Problem requirements: A copy is needed of each line in the records that has the word "surfaces".

Record set:

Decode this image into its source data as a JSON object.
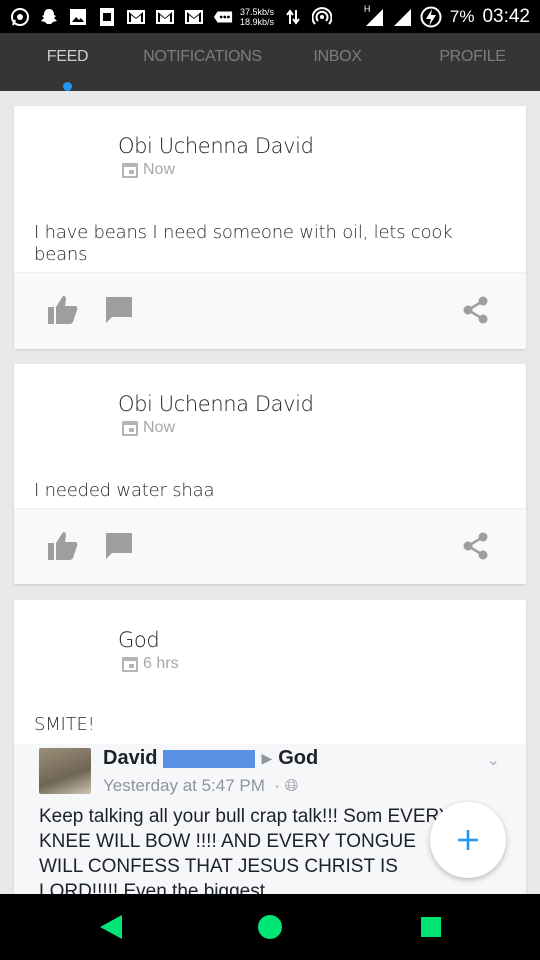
{
  "status_bar": {
    "rate_up": "37.5kb/s",
    "rate_down": "18.9kb/s",
    "network_letter": "H",
    "battery": "7%",
    "time": "03:42",
    "icons": [
      "whatsapp-icon",
      "snapchat-icon",
      "gallery-icon",
      "sim-icon",
      "gmail-icon",
      "gmail-icon",
      "gmail-icon",
      "more-notifications-icon",
      "data-arrows-icon",
      "hotspot-icon",
      "signal-icon",
      "signal-icon",
      "battery-charging-icon"
    ]
  },
  "tabs": [
    {
      "label": "FEED",
      "active": true
    },
    {
      "label": "NOTIFICATIONS",
      "active": false
    },
    {
      "label": "INBOX",
      "active": false
    },
    {
      "label": "PROFILE",
      "active": false
    }
  ],
  "posts": [
    {
      "author": "Obi Uchenna David",
      "time": "Now",
      "text": "I have beans I need someone with oil, lets cook beans"
    },
    {
      "author": "Obi Uchenna David",
      "time": "Now",
      "text": "I needed water shaa"
    },
    {
      "author": "God",
      "time": "6 hrs",
      "text": "SMITE!"
    }
  ],
  "embed": {
    "name": "David",
    "target": "God",
    "timestamp": "Yesterday at 5:47 PM",
    "body": "Keep talking all your bull crap talk!!! Som EVERY KNEE WILL BOW !!!! AND EVERY TONGUE WILL CONFESS THAT JESUS CHRIST IS LORD!!!!! Even the biggest"
  },
  "colors": {
    "accent": "#2196f3",
    "nav_green": "#00e676",
    "tab_bar": "#353535",
    "icon_gray": "#9e9e9e"
  }
}
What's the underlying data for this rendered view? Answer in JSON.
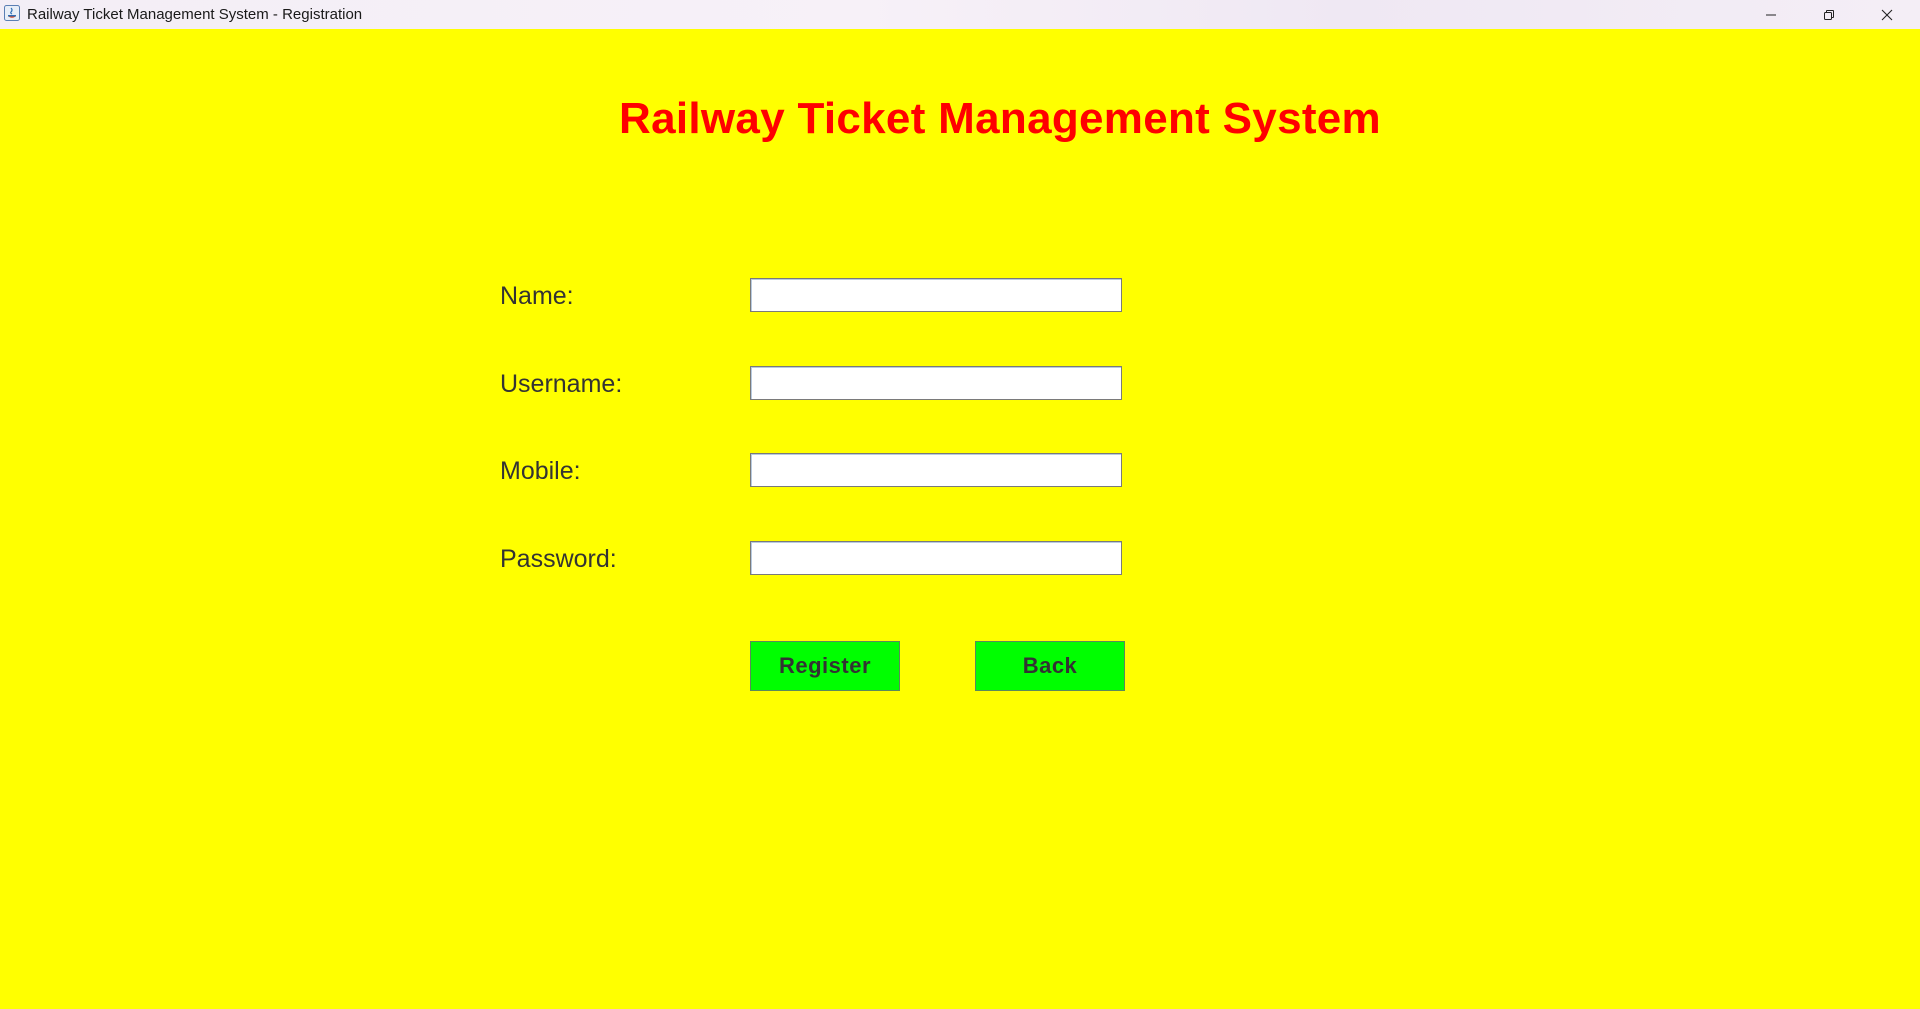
{
  "window": {
    "title": "Railway Ticket Management System - Registration",
    "icons": {
      "app": "java-app-icon",
      "minimize": "minimize-icon",
      "maximize": "restore-icon",
      "close": "close-icon"
    }
  },
  "page": {
    "heading": "Railway Ticket Management System",
    "background_color": "#ffff00",
    "heading_color": "#ff0000",
    "button_color": "#00ff00"
  },
  "form": {
    "name": {
      "label": "Name:",
      "value": ""
    },
    "username": {
      "label": "Username:",
      "value": ""
    },
    "mobile": {
      "label": "Mobile:",
      "value": ""
    },
    "password": {
      "label": "Password:",
      "value": ""
    }
  },
  "buttons": {
    "register_label": "Register",
    "back_label": "Back"
  }
}
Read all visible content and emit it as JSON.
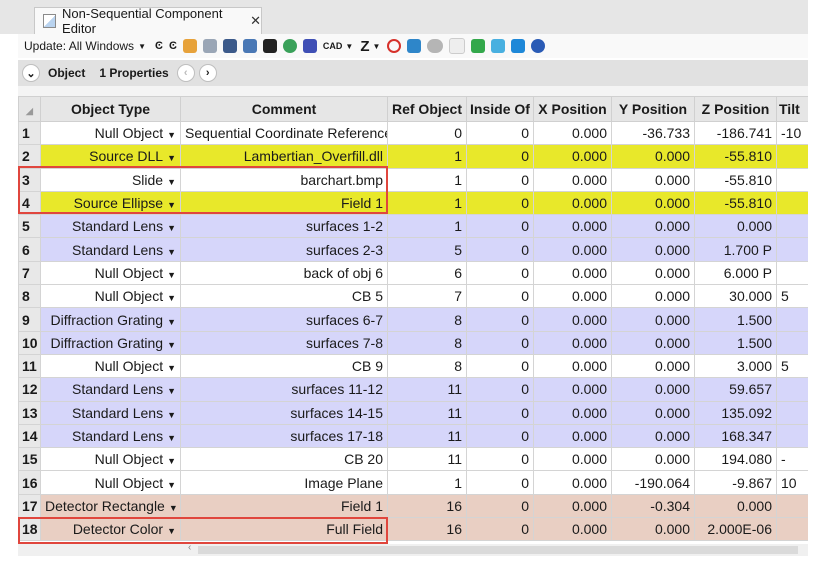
{
  "tab": {
    "title": "Non-Sequential Component Editor",
    "close": "✕"
  },
  "toolbar": {
    "update_label": "Update: All Windows",
    "icons": [
      "rotate-c-icon",
      "refresh-c-icon",
      "ray-trace-icon",
      "view-icon",
      "solid-icon",
      "shaded-icon",
      "grid-icon",
      "dots-icon",
      "hexagon-icon",
      "cad-icon",
      "z-icon",
      "no-icon",
      "curve-icon",
      "toggle-icon",
      "page-icon",
      "swap-icon",
      "arrows-icon",
      "arrow-right-icon",
      "help-icon"
    ],
    "cad_label": "CAD",
    "z_label": "Z"
  },
  "propbar": {
    "object_label": "Object",
    "properties_label": "1 Properties"
  },
  "columns": [
    "",
    "Object Type",
    "Comment",
    "Ref Object",
    "Inside Of",
    "X Position",
    "Y Position",
    "Z Position",
    "Tilt"
  ],
  "rows": [
    {
      "n": "1",
      "type": "Null Object",
      "comment": "Sequential Coordinate Reference",
      "ref": "0",
      "inside": "0",
      "x": "0.000",
      "y": "-36.733",
      "z": "-186.741",
      "tilt": "-10",
      "color": "white"
    },
    {
      "n": "2",
      "type": "Source DLL",
      "comment": "Lambertian_Overfill.dll",
      "ref": "1",
      "inside": "0",
      "x": "0.000",
      "y": "0.000",
      "z": "-55.810",
      "tilt": "",
      "color": "yellow"
    },
    {
      "n": "3",
      "type": "Slide",
      "comment": "barchart.bmp",
      "ref": "1",
      "inside": "0",
      "x": "0.000",
      "y": "0.000",
      "z": "-55.810",
      "tilt": "",
      "color": "white"
    },
    {
      "n": "4",
      "type": "Source Ellipse",
      "comment": "Field 1",
      "ref": "1",
      "inside": "0",
      "x": "0.000",
      "y": "0.000",
      "z": "-55.810",
      "tilt": "",
      "color": "yellow"
    },
    {
      "n": "5",
      "type": "Standard Lens",
      "comment": "surfaces 1-2",
      "ref": "1",
      "inside": "0",
      "x": "0.000",
      "y": "0.000",
      "z": "0.000",
      "tilt": "",
      "color": "lavender"
    },
    {
      "n": "6",
      "type": "Standard Lens",
      "comment": "surfaces 2-3",
      "ref": "5",
      "inside": "0",
      "x": "0.000",
      "y": "0.000",
      "z": "1.700 P",
      "tilt": "",
      "color": "lavender"
    },
    {
      "n": "7",
      "type": "Null Object",
      "comment": "back of obj 6",
      "ref": "6",
      "inside": "0",
      "x": "0.000",
      "y": "0.000",
      "z": "6.000 P",
      "tilt": "",
      "color": "white"
    },
    {
      "n": "8",
      "type": "Null Object",
      "comment": "CB 5",
      "ref": "7",
      "inside": "0",
      "x": "0.000",
      "y": "0.000",
      "z": "30.000",
      "tilt": "5",
      "color": "white"
    },
    {
      "n": "9",
      "type": "Diffraction Grating",
      "comment": "surfaces 6-7",
      "ref": "8",
      "inside": "0",
      "x": "0.000",
      "y": "0.000",
      "z": "1.500",
      "tilt": "",
      "color": "lavender"
    },
    {
      "n": "10",
      "type": "Diffraction Grating",
      "comment": "surfaces 7-8",
      "ref": "8",
      "inside": "0",
      "x": "0.000",
      "y": "0.000",
      "z": "1.500",
      "tilt": "",
      "color": "lavender"
    },
    {
      "n": "11",
      "type": "Null Object",
      "comment": "CB 9",
      "ref": "8",
      "inside": "0",
      "x": "0.000",
      "y": "0.000",
      "z": "3.000",
      "tilt": "5",
      "color": "white"
    },
    {
      "n": "12",
      "type": "Standard Lens",
      "comment": "surfaces 11-12",
      "ref": "11",
      "inside": "0",
      "x": "0.000",
      "y": "0.000",
      "z": "59.657",
      "tilt": "",
      "color": "lavender"
    },
    {
      "n": "13",
      "type": "Standard Lens",
      "comment": "surfaces 14-15",
      "ref": "11",
      "inside": "0",
      "x": "0.000",
      "y": "0.000",
      "z": "135.092",
      "tilt": "",
      "color": "lavender"
    },
    {
      "n": "14",
      "type": "Standard Lens",
      "comment": "surfaces 17-18",
      "ref": "11",
      "inside": "0",
      "x": "0.000",
      "y": "0.000",
      "z": "168.347",
      "tilt": "",
      "color": "lavender"
    },
    {
      "n": "15",
      "type": "Null Object",
      "comment": "CB 20",
      "ref": "11",
      "inside": "0",
      "x": "0.000",
      "y": "0.000",
      "z": "194.080",
      "tilt": "-",
      "color": "white"
    },
    {
      "n": "16",
      "type": "Null Object",
      "comment": "Image Plane",
      "ref": "1",
      "inside": "0",
      "x": "0.000",
      "y": "-190.064",
      "z": "-9.867",
      "tilt": "10",
      "color": "white"
    },
    {
      "n": "17",
      "type": "Detector Rectangle",
      "comment": "Field 1",
      "ref": "16",
      "inside": "0",
      "x": "0.000",
      "y": "-0.304",
      "z": "0.000",
      "tilt": "",
      "color": "rose"
    },
    {
      "n": "18",
      "type": "Detector Color",
      "comment": "Full Field",
      "ref": "16",
      "inside": "0",
      "x": "0.000",
      "y": "0.000",
      "z": "2.000E-06",
      "tilt": "",
      "color": "rose"
    }
  ],
  "colors": {
    "white": "#ffffff",
    "yellow": "#e8e82a",
    "lavender": "#d6d6fa",
    "rose": "#e9cfc3",
    "highlight": "#e0463d"
  },
  "highlighted_rows": [
    "3-4",
    "18"
  ]
}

Response below:
      "comment": "surfaces 1-2",
      "comment": "surfaces 2-3",
      "comment": "surfaces 6-7",
      "comment": "surfaces 7-8",
      "comment": "surfaces 11-12",
      "comment": "surfaces 14-15",
      "comment": "surfaces 17-18",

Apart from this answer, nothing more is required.